_What is needed_:
Could you reproduce every entry that follows, exactly as shown?

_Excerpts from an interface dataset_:

'''

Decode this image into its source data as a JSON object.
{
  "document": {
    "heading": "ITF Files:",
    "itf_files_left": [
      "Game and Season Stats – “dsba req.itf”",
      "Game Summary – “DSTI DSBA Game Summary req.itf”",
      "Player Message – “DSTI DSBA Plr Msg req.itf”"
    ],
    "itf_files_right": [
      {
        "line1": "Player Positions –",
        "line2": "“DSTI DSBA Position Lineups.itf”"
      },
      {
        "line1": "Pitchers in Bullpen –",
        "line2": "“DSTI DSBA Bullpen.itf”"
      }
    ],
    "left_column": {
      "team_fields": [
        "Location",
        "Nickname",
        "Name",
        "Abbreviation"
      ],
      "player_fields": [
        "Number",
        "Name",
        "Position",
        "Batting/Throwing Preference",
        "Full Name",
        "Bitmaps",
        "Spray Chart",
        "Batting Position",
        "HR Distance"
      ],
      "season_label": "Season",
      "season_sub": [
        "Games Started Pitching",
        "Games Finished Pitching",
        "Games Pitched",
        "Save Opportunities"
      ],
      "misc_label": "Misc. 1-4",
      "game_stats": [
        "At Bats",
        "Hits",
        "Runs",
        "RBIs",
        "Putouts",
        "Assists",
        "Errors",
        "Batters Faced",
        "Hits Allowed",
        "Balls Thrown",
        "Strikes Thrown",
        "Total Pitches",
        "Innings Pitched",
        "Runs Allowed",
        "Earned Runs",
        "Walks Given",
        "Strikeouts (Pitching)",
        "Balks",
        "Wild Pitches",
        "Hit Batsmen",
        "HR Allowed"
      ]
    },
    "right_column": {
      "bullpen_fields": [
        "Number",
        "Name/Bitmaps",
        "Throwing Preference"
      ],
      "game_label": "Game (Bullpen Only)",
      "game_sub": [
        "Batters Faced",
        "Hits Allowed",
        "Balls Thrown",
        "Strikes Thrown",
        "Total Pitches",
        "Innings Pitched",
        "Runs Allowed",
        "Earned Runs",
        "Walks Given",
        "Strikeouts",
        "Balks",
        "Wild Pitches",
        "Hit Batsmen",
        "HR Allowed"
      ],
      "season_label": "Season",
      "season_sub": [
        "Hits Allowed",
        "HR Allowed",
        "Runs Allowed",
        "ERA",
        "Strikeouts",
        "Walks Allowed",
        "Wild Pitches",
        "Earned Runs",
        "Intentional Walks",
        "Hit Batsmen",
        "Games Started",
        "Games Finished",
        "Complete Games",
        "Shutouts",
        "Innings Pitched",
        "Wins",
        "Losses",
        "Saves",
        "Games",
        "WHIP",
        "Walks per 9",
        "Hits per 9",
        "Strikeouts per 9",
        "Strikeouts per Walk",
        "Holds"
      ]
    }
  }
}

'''

_Task answer_:
Decode this image into its source data as a JSON object.
{
  "document": {
    "heading": "ITF Files:",
    "itf_files_left": [
      "Game and Season Stats – “dsba req.itf”",
      "Game Summary – “DSTI DSBA Game Summary req.itf”",
      "Player Message – “DSTI DSBA Plr Msg req.itf”"
    ],
    "itf_files_right": [
      {
        "line1": "Player Positions –",
        "line2": "“DSTI DSBA Position Lineups.itf”"
      },
      {
        "line1": "Pitchers in Bullpen –",
        "line2": "“DSTI DSBA Bullpen.itf”"
      }
    ],
    "left_column": {
      "team_fields": [
        "Location",
        "Nickname",
        "Name",
        "Abbreviation"
      ],
      "player_fields": [
        "Number",
        "Name",
        "Position",
        "Batting/Throwing Preference",
        "Full Name",
        "Bitmaps",
        "Spray Chart",
        "Batting Position",
        "HR Distance"
      ],
      "season_label": "Season",
      "season_sub": [
        "Games Started Pitching",
        "Games Finished Pitching",
        "Games Pitched",
        "Save Opportunities"
      ],
      "misc_label": "Misc. 1-4",
      "game_stats": [
        "At Bats",
        "Hits",
        "Runs",
        "RBIs",
        "Putouts",
        "Assists",
        "Errors",
        "Batters Faced",
        "Hits Allowed",
        "Balls Thrown",
        "Strikes Thrown",
        "Total Pitches",
        "Innings Pitched",
        "Runs Allowed",
        "Earned Runs",
        "Walks Given",
        "Strikeouts (Pitching)",
        "Balks",
        "Wild Pitches",
        "Hit Batsmen",
        "HR Allowed"
      ]
    },
    "right_column": {
      "bullpen_fields": [
        "Number",
        "Name/Bitmaps",
        "Throwing Preference"
      ],
      "game_label": "Game (Bullpen Only)",
      "game_sub": [
        "Batters Faced",
        "Hits Allowed",
        "Balls Thrown",
        "Strikes Thrown",
        "Total Pitches",
        "Innings Pitched",
        "Runs Allowed",
        "Earned Runs",
        "Walks Given",
        "Strikeouts",
        "Balks",
        "Wild Pitches",
        "Hit Batsmen",
        "HR Allowed"
      ],
      "season_label": "Season",
      "season_sub": [
        "Hits Allowed",
        "HR Allowed",
        "Runs Allowed",
        "ERA",
        "Strikeouts",
        "Walks Allowed",
        "Wild Pitches",
        "Earned Runs",
        "Intentional Walks",
        "Hit Batsmen",
        "Games Started",
        "Games Finished",
        "Complete Games",
        "Shutouts",
        "Innings Pitched",
        "Wins",
        "Losses",
        "Saves",
        "Games",
        "WHIP",
        "Walks per 9",
        "Hits per 9",
        "Strikeouts per 9",
        "Strikeouts per Walk",
        "Holds"
      ]
    }
  }
}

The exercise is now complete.